**Instructions for the task:**
Could you retype all of the data below exactly as given?

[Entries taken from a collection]

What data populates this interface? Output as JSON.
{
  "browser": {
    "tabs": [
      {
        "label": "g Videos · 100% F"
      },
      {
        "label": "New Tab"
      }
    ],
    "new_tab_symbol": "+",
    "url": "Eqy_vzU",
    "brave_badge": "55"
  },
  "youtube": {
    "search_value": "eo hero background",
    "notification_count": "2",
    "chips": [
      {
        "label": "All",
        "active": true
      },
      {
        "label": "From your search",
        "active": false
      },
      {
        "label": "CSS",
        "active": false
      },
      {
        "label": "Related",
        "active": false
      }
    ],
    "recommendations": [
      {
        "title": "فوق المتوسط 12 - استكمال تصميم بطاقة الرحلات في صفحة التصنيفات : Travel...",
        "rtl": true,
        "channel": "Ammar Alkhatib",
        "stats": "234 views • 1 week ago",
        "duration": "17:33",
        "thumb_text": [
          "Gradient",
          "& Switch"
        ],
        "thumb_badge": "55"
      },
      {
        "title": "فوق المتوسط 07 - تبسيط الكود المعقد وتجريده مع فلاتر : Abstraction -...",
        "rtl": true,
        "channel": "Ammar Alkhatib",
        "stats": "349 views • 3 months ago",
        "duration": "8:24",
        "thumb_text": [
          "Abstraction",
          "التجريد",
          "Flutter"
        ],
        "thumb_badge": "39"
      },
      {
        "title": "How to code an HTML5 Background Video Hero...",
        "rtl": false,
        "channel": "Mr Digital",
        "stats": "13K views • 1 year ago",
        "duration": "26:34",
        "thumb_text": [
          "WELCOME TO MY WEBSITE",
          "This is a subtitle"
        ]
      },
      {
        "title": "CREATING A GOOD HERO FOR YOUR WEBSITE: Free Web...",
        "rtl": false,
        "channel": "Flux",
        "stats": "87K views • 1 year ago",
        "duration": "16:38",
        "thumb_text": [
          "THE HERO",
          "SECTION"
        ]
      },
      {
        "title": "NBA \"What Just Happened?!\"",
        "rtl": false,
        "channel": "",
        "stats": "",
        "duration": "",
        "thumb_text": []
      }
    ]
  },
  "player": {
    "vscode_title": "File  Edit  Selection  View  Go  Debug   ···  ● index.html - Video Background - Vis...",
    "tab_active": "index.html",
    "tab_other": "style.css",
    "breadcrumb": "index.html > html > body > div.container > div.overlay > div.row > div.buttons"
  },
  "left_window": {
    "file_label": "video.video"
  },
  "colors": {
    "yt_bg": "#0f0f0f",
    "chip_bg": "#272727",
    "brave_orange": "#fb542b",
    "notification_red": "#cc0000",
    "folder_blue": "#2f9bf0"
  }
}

**Exercise response:**
What data populates this interface? Output as JSON.
{
  "browser": {
    "tabs": [
      {
        "label": "g Videos · 100% F"
      },
      {
        "label": "New Tab"
      }
    ],
    "new_tab_symbol": "+",
    "url": "Eqy_vzU",
    "brave_badge": "55"
  },
  "youtube": {
    "search_value": "eo hero background",
    "notification_count": "2",
    "chips": [
      {
        "label": "All",
        "active": true
      },
      {
        "label": "From your search",
        "active": false
      },
      {
        "label": "CSS",
        "active": false
      },
      {
        "label": "Related",
        "active": false
      }
    ],
    "recommendations": [
      {
        "title": "فوق المتوسط 12 - استكمال تصميم بطاقة الرحلات في صفحة التصنيفات : Travel...",
        "rtl": true,
        "channel": "Ammar Alkhatib",
        "stats": "234 views • 1 week ago",
        "duration": "17:33",
        "thumb_text": [
          "Gradient",
          "& Switch"
        ],
        "thumb_badge": "55"
      },
      {
        "title": "فوق المتوسط 07 - تبسيط الكود المعقد وتجريده مع فلاتر : Abstraction -...",
        "rtl": true,
        "channel": "Ammar Alkhatib",
        "stats": "349 views • 3 months ago",
        "duration": "8:24",
        "thumb_text": [
          "Abstraction",
          "التجريد",
          "Flutter"
        ],
        "thumb_badge": "39"
      },
      {
        "title": "How to code an HTML5 Background Video Hero...",
        "rtl": false,
        "channel": "Mr Digital",
        "stats": "13K views • 1 year ago",
        "duration": "26:34",
        "thumb_text": [
          "WELCOME TO MY WEBSITE",
          "This is a subtitle"
        ]
      },
      {
        "title": "CREATING A GOOD HERO FOR YOUR WEBSITE: Free Web...",
        "rtl": false,
        "channel": "Flux",
        "stats": "87K views • 1 year ago",
        "duration": "16:38",
        "thumb_text": [
          "THE HERO",
          "SECTION"
        ]
      },
      {
        "title": "NBA \"What Just Happened?!\"",
        "rtl": false,
        "channel": "",
        "stats": "",
        "duration": "",
        "thumb_text": []
      }
    ]
  },
  "player": {
    "vscode_title": "File  Edit  Selection  View  Go  Debug   ···  ● index.html - Video Background - Vis...",
    "tab_active": "index.html",
    "tab_other": "style.css",
    "breadcrumb": "index.html > html > body > div.container > div.overlay > div.row > div.buttons"
  },
  "left_window": {
    "file_label": "video.video"
  },
  "colors": {
    "yt_bg": "#0f0f0f",
    "chip_bg": "#272727",
    "brave_orange": "#fb542b",
    "notification_red": "#cc0000",
    "folder_blue": "#2f9bf0"
  }
}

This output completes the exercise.